What did you learn when you started to intervene in your financial life?
ROSENWEIG: We wanted to deprive people of the opportunity to hold others responsible for their situation. At the end of the day, only one person is responsible for fixing your problem – and that is you. You are the CEO of your life and you have no excuses. You have to make tough decisions, you have to live with those decisions, you have to oversee those decisions.
KUTCHER: Basically, money is a drug. The nice thing about this show is that everyone who comes has to say, "I'm broke." Which is an admission of rock bottom. There is a lot of ego associated with wealth and material objects. Getting people to the point where they are not just saying the words “I'm broke” but actually taking a proactive stance and empowering themselves to move forward is usually a very emotional experience because you are emotional have to let go of your ego and self-identity tied to your money and materialism. This is very hard.
Ashton, it's interesting how you phrase the problem: you describe money as a drug and say that people have to admit they have a problem – which sounds a lot like starting a 12-step program. Do you think that people need to fundamentally rethink their relationship with money before they can fix their financial lives?
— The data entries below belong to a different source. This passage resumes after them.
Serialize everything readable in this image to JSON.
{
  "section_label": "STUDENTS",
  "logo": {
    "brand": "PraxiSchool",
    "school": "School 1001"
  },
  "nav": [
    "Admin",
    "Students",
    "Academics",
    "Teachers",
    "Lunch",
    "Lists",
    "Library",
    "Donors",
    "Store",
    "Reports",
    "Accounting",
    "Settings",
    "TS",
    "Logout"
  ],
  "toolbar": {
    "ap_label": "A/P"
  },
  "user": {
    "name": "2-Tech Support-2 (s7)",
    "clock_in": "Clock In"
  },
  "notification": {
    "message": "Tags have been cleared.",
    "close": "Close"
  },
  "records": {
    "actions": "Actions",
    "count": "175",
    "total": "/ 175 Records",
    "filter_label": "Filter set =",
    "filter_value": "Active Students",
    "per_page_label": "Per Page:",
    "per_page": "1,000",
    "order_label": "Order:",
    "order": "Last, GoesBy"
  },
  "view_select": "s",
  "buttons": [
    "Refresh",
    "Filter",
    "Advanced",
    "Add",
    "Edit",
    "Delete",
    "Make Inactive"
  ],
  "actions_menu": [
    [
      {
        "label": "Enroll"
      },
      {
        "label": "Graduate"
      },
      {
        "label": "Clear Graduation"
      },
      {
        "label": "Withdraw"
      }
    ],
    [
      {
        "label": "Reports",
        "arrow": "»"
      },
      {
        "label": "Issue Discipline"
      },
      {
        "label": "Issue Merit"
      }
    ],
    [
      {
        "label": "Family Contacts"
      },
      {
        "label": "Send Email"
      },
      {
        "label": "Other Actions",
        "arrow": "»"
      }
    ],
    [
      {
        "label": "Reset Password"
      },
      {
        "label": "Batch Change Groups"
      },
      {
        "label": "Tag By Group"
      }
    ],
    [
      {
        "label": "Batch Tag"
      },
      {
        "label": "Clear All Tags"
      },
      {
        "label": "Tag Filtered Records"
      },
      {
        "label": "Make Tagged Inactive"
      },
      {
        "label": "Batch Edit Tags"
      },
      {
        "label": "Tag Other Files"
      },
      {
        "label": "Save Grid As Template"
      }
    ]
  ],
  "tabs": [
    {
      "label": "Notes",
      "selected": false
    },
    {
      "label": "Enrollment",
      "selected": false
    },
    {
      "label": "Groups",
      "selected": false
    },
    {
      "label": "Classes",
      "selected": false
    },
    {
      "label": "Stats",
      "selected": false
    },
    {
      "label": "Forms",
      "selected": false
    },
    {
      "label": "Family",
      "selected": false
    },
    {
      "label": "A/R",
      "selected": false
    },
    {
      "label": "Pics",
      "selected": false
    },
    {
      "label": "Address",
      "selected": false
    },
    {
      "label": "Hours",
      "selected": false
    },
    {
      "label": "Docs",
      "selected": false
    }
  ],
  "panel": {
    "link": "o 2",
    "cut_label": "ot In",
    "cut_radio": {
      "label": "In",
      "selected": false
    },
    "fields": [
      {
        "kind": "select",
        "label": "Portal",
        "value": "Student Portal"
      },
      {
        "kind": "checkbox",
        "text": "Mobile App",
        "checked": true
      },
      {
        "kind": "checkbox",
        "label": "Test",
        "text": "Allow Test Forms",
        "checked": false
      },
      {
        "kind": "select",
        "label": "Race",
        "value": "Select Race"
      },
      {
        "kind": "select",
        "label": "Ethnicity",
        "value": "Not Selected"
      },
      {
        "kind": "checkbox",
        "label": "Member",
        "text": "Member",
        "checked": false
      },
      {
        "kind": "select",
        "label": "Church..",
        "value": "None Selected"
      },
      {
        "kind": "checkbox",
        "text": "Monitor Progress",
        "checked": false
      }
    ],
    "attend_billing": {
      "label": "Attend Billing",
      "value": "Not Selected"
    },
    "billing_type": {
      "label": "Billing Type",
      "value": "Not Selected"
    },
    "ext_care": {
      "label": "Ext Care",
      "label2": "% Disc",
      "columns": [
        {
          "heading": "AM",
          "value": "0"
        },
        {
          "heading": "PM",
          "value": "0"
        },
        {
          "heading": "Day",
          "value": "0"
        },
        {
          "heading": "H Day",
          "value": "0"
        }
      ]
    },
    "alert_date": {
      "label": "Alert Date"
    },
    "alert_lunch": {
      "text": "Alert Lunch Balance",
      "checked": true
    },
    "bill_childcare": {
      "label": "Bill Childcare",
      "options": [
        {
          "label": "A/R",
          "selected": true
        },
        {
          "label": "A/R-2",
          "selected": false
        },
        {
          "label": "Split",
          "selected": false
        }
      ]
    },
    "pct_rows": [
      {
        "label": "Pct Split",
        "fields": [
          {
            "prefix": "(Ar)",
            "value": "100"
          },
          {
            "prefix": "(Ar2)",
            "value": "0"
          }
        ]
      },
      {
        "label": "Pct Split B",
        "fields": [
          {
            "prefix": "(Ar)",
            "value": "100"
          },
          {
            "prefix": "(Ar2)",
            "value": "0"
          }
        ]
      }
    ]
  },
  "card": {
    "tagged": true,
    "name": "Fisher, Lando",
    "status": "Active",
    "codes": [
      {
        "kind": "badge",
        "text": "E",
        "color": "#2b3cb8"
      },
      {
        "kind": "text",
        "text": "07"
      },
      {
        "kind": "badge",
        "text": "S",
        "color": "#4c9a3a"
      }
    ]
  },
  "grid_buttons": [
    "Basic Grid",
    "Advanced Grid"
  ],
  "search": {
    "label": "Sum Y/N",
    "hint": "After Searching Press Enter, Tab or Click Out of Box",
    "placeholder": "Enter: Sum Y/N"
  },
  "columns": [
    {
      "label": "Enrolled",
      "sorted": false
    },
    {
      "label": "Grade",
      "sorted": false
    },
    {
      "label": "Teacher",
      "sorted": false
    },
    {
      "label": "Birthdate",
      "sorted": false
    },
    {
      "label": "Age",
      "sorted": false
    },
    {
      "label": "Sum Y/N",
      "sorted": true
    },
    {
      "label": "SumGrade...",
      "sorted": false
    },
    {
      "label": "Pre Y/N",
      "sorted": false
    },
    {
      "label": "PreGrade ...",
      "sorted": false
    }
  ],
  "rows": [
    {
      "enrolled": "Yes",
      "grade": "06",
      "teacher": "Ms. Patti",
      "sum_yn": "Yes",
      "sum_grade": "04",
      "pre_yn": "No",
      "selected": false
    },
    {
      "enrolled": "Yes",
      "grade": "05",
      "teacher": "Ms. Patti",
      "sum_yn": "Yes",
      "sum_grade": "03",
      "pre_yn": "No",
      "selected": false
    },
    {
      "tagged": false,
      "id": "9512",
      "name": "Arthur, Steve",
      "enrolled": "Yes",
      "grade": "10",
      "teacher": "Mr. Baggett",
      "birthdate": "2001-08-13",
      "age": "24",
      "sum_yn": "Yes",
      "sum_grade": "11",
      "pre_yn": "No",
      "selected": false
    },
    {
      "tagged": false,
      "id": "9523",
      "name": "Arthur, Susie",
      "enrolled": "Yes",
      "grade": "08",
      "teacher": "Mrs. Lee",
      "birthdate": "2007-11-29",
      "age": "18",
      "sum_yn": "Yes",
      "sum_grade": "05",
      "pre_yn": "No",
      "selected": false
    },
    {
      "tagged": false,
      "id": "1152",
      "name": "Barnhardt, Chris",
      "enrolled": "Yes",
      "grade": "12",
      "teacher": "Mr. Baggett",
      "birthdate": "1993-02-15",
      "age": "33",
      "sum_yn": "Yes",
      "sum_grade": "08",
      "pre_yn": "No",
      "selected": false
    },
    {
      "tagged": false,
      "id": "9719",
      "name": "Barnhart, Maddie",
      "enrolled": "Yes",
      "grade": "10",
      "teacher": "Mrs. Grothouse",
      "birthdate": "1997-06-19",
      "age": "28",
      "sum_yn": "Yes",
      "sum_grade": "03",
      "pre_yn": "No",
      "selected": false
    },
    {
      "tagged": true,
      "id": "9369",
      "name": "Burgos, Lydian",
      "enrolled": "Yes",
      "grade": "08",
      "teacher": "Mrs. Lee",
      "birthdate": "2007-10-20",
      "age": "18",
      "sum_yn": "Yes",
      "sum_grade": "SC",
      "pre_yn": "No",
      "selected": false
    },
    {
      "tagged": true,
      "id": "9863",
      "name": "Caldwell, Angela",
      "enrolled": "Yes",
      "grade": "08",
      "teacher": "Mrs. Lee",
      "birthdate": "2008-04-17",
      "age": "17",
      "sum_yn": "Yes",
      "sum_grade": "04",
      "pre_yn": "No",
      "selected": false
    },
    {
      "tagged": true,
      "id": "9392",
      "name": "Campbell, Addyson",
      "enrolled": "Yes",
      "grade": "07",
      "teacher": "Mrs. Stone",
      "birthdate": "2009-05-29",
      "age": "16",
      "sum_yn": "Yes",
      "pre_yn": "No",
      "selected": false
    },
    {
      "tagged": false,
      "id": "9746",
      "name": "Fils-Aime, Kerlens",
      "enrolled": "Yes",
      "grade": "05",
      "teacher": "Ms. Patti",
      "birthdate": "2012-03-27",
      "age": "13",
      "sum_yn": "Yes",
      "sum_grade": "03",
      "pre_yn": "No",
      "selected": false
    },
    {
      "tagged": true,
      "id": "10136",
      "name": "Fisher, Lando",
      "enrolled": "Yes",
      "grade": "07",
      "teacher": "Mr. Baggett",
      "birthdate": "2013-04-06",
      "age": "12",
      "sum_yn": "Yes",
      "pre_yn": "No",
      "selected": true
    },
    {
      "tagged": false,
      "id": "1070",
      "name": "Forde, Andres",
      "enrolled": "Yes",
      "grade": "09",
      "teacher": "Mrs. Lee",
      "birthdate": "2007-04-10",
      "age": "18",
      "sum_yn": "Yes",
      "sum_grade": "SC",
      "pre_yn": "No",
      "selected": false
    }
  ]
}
KUTCHER: Yes, and it's extremely challenging. When indebted people lead borrowed lives, you have to pay at some point. In some of these instances, people have taken out Parent PLUS loans, so it is not just their life that they are borrowing against; it is their parents' life. Getting people to face this reality is a challenge.
The show puts up a mirror and says, "I want you to look at yourself and see yourself." Then it says, “Would you like this self to look different and better and feel different and get off the drug of spending? Here are some tools that will enable you to do that. "
When you intervened in people's financial lives, what do you think were the biggest things they overlooked? I wonder what others can learn from these people's experiences.
ROSENWEIG: I want people to understand that they should have a goal before taking money for higher education. You should have a return on investment perspective. If I spend so much time and money on these subjects at this school, will I be able to repay, and if so, by when? If this is beyond your imagination, the chances of you paying it back are much lower. The facts show that – 40% of all students with loans either fail to pay them or are behind schedule. That's a huge number.
These are questions that are seldom asked because this myth is repeated again and again: To get into the middle class, you have to complete a four-year course. Well, only 50% of all high school students try to get a four year degree and 43% of them drop out. So really only 25% of the people who go through this system are able to be successful after paying all that money and borrowing all that money.
Then you live a life where you borrow that money but don't pay it back until after school – but you also have other expenses while you're in school. If you don't save money to prepare, then as soon as you leave or graduate or drop out, all of a sudden you have expenses like housing and transportation and insurance and medical care and no one has told you how much money it all costs and when you when 'will likely take it over and how much you need to earn.
Then, as Ashton says, nobody taught you how money works. Money can work for you – that is, you take money, invest it, and it generates more income and wealth. But if you borrow money and don't pay it off on time or only make the minimum payments, it will cost you money.
One of the characters on the show owed $ 1,900 – and when they wanted to pay off the money at the current rate it should be $ 20,000 in 20 years because they don't understand how interest is accrued and how the minimum goes their disadvantage.
The most important thing to understand is that if you owe money, the money that you have in your bank account is not yours – it is theirs. You need to treat it like it's other people's money, not your own.